We often hear that challenging environments are a necessary ingredient for success. We need productive tension and constructive competition to stretch our limits and do more. However, much as tension can be good or bad, and competition can be good or bad, the idea of a challenging life can be done in a positive way or a negative way.
“Remember diamonds are created under pressure so hold on, it be your time to shine soon.”Sope Agbelusi
One should neither strive for an easy life nor a hard one. Although an easy life sounds relaxing and enjoyable, and a hard life can create the pressure for success, an easy life also breeds complacency and mediocrity, while a hard life breeds embitterment.
Nor is the truth in the middle. Striving for a life that’s the right mix of easy and hard doesn’t accomplish much, either. Besides a range from easy-hard, there’s an entirely other axis that’s far more important: How meaningful what you’re doing is. Let’s just call it meaning.

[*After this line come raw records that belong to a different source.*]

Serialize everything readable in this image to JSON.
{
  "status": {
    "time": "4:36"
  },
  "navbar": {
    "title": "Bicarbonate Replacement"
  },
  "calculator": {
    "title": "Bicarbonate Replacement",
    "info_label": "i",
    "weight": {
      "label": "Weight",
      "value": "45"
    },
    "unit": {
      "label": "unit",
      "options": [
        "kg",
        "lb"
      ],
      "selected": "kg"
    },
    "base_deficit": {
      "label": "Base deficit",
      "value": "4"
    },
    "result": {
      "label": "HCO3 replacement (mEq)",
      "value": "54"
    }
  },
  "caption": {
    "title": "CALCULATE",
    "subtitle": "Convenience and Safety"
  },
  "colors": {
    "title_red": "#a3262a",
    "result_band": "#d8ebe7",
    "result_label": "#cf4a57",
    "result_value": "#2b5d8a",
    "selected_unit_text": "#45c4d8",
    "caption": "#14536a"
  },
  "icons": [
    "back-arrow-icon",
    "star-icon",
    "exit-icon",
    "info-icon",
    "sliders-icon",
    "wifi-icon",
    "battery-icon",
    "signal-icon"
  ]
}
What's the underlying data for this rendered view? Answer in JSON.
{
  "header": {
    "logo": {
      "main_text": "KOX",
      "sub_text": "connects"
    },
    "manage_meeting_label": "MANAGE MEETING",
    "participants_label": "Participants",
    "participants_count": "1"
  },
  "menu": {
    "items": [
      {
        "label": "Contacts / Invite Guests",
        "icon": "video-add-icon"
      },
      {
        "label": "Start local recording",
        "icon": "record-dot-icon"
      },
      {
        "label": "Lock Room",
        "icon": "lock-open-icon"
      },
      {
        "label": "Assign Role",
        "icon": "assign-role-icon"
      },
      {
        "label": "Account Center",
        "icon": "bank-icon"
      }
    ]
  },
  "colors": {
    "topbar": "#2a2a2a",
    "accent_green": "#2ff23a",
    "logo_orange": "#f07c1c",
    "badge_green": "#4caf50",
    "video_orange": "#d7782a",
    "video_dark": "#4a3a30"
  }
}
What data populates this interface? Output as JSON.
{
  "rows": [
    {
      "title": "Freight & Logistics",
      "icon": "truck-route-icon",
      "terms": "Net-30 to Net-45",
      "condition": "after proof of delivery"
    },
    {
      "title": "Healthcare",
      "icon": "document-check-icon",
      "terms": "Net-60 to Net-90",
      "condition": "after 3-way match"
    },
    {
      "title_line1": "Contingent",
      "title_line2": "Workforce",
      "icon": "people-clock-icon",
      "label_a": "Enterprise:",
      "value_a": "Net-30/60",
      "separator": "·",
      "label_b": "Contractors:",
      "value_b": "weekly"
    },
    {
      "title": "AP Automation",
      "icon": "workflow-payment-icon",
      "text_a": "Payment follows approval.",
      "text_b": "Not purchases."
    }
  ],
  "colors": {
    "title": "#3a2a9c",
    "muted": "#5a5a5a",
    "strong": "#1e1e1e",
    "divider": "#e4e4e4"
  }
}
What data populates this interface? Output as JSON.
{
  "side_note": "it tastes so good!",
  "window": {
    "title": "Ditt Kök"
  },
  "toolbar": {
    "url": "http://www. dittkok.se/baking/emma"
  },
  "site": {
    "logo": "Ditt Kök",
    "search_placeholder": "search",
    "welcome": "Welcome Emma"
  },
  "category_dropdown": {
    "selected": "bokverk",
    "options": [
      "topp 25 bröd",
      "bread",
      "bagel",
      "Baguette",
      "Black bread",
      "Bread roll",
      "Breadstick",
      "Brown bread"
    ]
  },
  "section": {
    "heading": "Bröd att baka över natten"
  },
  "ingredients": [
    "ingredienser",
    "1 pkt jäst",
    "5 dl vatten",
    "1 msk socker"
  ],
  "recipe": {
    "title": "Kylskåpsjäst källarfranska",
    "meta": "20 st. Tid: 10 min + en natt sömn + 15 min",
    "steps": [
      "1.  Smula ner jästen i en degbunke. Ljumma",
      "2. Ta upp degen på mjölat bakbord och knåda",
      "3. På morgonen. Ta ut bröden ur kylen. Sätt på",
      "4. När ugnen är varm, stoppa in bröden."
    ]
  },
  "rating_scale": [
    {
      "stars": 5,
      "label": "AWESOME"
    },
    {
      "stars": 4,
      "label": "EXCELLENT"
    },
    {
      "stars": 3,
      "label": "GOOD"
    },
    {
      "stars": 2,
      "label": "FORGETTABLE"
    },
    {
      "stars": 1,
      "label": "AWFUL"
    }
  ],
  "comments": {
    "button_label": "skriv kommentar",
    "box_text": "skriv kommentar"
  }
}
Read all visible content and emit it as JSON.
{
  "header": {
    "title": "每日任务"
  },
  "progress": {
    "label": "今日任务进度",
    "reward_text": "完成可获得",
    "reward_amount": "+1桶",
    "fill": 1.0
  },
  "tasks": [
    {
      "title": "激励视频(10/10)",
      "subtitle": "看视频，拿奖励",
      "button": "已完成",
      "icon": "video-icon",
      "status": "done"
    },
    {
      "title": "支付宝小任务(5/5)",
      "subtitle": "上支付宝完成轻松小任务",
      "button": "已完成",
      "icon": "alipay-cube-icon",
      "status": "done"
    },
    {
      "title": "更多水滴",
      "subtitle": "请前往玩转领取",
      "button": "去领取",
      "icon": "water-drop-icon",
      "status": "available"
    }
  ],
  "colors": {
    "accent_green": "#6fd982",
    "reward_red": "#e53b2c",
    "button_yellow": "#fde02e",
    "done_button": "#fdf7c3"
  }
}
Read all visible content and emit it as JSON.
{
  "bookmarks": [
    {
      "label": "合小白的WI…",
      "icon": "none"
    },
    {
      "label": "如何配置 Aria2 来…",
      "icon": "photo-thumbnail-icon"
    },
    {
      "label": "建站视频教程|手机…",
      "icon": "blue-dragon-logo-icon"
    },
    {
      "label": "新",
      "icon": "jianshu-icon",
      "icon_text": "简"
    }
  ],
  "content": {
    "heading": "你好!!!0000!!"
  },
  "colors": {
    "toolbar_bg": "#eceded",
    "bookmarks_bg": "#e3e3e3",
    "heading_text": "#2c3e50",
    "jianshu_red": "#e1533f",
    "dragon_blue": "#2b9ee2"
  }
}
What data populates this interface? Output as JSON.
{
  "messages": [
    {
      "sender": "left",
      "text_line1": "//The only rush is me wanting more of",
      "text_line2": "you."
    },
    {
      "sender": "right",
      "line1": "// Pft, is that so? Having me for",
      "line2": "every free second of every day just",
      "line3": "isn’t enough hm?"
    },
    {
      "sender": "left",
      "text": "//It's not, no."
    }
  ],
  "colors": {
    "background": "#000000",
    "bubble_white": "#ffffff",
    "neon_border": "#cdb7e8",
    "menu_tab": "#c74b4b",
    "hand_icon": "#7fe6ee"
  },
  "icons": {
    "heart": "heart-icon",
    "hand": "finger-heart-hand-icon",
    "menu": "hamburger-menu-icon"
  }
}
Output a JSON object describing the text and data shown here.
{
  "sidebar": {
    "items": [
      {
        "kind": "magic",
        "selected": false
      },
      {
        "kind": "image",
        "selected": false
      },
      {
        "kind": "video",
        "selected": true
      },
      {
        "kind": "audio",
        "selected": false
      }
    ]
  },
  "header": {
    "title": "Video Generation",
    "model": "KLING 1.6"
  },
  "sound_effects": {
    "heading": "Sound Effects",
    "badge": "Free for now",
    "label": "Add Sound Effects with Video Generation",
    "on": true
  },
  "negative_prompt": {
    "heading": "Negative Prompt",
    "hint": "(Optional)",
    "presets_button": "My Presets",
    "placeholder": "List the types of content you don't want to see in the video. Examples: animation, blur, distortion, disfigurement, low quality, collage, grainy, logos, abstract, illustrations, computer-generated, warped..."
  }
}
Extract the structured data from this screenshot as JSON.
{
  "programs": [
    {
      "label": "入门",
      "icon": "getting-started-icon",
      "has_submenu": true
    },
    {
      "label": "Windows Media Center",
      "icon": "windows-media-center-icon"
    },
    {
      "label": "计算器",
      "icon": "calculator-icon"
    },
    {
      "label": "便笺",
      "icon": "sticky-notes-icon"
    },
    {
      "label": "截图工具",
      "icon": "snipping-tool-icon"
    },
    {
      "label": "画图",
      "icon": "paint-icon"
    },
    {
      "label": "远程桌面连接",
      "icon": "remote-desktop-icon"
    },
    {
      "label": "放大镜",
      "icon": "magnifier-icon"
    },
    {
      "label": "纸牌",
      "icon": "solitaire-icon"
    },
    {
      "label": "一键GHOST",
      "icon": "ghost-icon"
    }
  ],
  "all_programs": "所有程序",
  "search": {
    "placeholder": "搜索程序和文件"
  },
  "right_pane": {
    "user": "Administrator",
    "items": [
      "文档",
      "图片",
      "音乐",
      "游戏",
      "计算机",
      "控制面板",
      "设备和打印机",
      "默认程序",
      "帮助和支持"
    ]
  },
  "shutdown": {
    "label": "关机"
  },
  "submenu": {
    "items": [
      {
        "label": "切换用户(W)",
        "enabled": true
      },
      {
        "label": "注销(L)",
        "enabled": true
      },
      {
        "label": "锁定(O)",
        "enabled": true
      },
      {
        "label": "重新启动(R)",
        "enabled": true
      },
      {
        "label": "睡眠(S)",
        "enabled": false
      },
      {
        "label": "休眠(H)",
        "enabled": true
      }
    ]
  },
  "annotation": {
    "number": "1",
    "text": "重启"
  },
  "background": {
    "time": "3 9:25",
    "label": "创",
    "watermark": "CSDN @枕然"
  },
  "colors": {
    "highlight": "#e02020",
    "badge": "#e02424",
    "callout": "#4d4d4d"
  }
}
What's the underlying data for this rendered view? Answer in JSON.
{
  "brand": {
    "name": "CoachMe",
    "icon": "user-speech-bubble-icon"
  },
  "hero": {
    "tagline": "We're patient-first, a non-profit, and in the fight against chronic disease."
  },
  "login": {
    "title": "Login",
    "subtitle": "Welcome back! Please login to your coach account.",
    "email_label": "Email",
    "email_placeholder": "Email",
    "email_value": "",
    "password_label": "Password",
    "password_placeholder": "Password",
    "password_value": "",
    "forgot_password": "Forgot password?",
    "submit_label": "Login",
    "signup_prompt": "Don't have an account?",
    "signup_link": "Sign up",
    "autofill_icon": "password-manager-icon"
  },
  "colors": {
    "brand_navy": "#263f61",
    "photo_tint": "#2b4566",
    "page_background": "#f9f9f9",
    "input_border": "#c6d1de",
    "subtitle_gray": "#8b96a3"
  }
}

A hard life that is meaningless is just pure suffering, as described by Nietzsche. However, even a hard, but meaningful life (stoicism) is not the end goal, because there is no intrinsic value to difficulty. Wouldn’t you prefer an easy, pleasurable life? That is hedonism, the pursuit of pure pleasure. While pleasure, unlike difficulty, does have intrinsic value, it does not have intrinsic meaning. There is no higher purpose to pleasure.
When you combine these, you get what we might call “enlightenment” – a life that is easy, but meaningful. (Note: I hesitate to use the term “enlightenment” due to its pretentious connotations, but it fits). It has higher purpose, but is not difficult. The reason that so few of us ever reach that quadrant is because nobody ever starts there. A human doesn’t crawl out of the womb seeking higher purpose and an effortless life.
However, many people do start in suffering – over a billion people lack access to proper sanitation and clean drinking water. Further, many people are born into hedonism, as they experience no hardship, but grow up in a protected bubble.
Enlightenment, then, is something you have to grow into through a series of levels, so to speak.